▶ **Work required**
Copy the data. Keep every character as given.

__________

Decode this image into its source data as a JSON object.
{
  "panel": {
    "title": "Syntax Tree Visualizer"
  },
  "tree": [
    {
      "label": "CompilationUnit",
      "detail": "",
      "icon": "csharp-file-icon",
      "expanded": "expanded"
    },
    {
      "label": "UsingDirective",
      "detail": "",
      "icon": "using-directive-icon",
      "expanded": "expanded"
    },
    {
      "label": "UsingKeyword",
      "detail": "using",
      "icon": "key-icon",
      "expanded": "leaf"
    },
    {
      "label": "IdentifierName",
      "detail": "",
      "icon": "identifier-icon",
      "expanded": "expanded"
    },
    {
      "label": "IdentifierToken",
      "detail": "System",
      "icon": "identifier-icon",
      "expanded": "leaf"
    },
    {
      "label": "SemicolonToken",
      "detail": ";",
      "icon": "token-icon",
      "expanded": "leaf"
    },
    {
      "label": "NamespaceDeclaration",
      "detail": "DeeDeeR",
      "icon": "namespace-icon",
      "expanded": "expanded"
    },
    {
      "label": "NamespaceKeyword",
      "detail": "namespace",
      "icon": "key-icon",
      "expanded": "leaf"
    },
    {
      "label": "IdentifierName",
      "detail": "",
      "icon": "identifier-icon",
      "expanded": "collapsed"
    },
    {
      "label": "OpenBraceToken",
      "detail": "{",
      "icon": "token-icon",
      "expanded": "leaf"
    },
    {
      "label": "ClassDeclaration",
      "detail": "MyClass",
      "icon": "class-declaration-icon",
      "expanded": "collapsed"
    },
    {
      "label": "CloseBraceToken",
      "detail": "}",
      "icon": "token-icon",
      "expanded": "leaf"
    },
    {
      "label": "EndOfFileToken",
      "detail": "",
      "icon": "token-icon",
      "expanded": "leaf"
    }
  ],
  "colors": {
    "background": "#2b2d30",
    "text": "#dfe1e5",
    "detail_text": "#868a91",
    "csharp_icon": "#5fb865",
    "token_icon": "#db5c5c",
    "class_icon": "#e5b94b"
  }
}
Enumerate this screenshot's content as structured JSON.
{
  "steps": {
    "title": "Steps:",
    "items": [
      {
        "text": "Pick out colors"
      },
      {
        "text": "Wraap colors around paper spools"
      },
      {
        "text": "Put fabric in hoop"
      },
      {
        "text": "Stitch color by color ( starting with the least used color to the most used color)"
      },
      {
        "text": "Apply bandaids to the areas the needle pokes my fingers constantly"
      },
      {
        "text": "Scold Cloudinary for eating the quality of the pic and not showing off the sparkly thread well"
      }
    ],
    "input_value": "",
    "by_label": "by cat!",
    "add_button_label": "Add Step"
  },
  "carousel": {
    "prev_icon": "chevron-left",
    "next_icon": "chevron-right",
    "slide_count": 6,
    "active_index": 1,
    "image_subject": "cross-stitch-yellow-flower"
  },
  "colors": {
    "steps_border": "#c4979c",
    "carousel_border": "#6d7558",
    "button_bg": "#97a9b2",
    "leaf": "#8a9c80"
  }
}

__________

▶ **The completed task**
Decode this image into its source data as a JSON object.
{
  "panel": {
    "title": "Syntax Tree Visualizer"
  },
  "tree": [
    {
      "label": "CompilationUnit",
      "detail": "",
      "icon": "csharp-file-icon",
      "expanded": "expanded"
    },
    {
      "label": "UsingDirective",
      "detail": "",
      "icon": "using-directive-icon",
      "expanded": "expanded"
    },
    {
      "label": "UsingKeyword",
      "detail": "using",
      "icon": "key-icon",
      "expanded": "leaf"
    },
    {
      "label": "IdentifierName",
      "detail": "",
      "icon": "identifier-icon",
      "expanded": "expanded"
    },
    {
      "label": "IdentifierToken",
      "detail": "System",
      "icon": "identifier-icon",
      "expanded": "leaf"
    },
    {
      "label": "SemicolonToken",
      "detail": ";",
      "icon": "token-icon",
      "expanded": "leaf"
    },
    {
      "label": "NamespaceDeclaration",
      "detail": "DeeDeeR",
      "icon": "namespace-icon",
      "expanded": "expanded"
    },
    {
      "label": "NamespaceKeyword",
      "detail": "namespace",
      "icon": "key-icon",
      "expanded": "leaf"
    },
    {
      "label": "IdentifierName",
      "detail": "",
      "icon": "identifier-icon",
      "expanded": "collapsed"
    },
    {
      "label": "OpenBraceToken",
      "detail": "{",
      "icon": "token-icon",
      "expanded": "leaf"
    },
    {
      "label": "ClassDeclaration",
      "detail": "MyClass",
      "icon": "class-declaration-icon",
      "expanded": "collapsed"
    },
    {
      "label": "CloseBraceToken",
      "detail": "}",
      "icon": "token-icon",
      "expanded": "leaf"
    },
    {
      "label": "EndOfFileToken",
      "detail": "",
      "icon": "token-icon",
      "expanded": "leaf"
    }
  ],
  "colors": {
    "background": "#2b2d30",
    "text": "#dfe1e5",
    "detail_text": "#868a91",
    "csharp_icon": "#5fb865",
    "token_icon": "#db5c5c",
    "class_icon": "#e5b94b"
  }
}
Enumerate this screenshot's content as structured JSON.
{
  "steps": {
    "title": "Steps:",
    "items": [
      {
        "text": "Pick out colors"
      },
      {
        "text": "Wraap colors around paper spools"
      },
      {
        "text": "Put fabric in hoop"
      },
      {
        "text": "Stitch color by color ( starting with the least used color to the most used color)"
      },
      {
        "text": "Apply bandaids to the areas the needle pokes my fingers constantly"
      },
      {
        "text": "Scold Cloudinary for eating the quality of the pic and not showing off the sparkly thread well"
      }
    ],
    "input_value": "",
    "by_label": "by cat!",
    "add_button_label": "Add Step"
  },
  "carousel": {
    "prev_icon": "chevron-left",
    "next_icon": "chevron-right",
    "slide_count": 6,
    "active_index": 1,
    "image_subject": "cross-stitch-yellow-flower"
  },
  "colors": {
    "steps_border": "#c4979c",
    "carousel_border": "#6d7558",
    "button_bg": "#97a9b2",
    "leaf": "#8a9c80"
  }
}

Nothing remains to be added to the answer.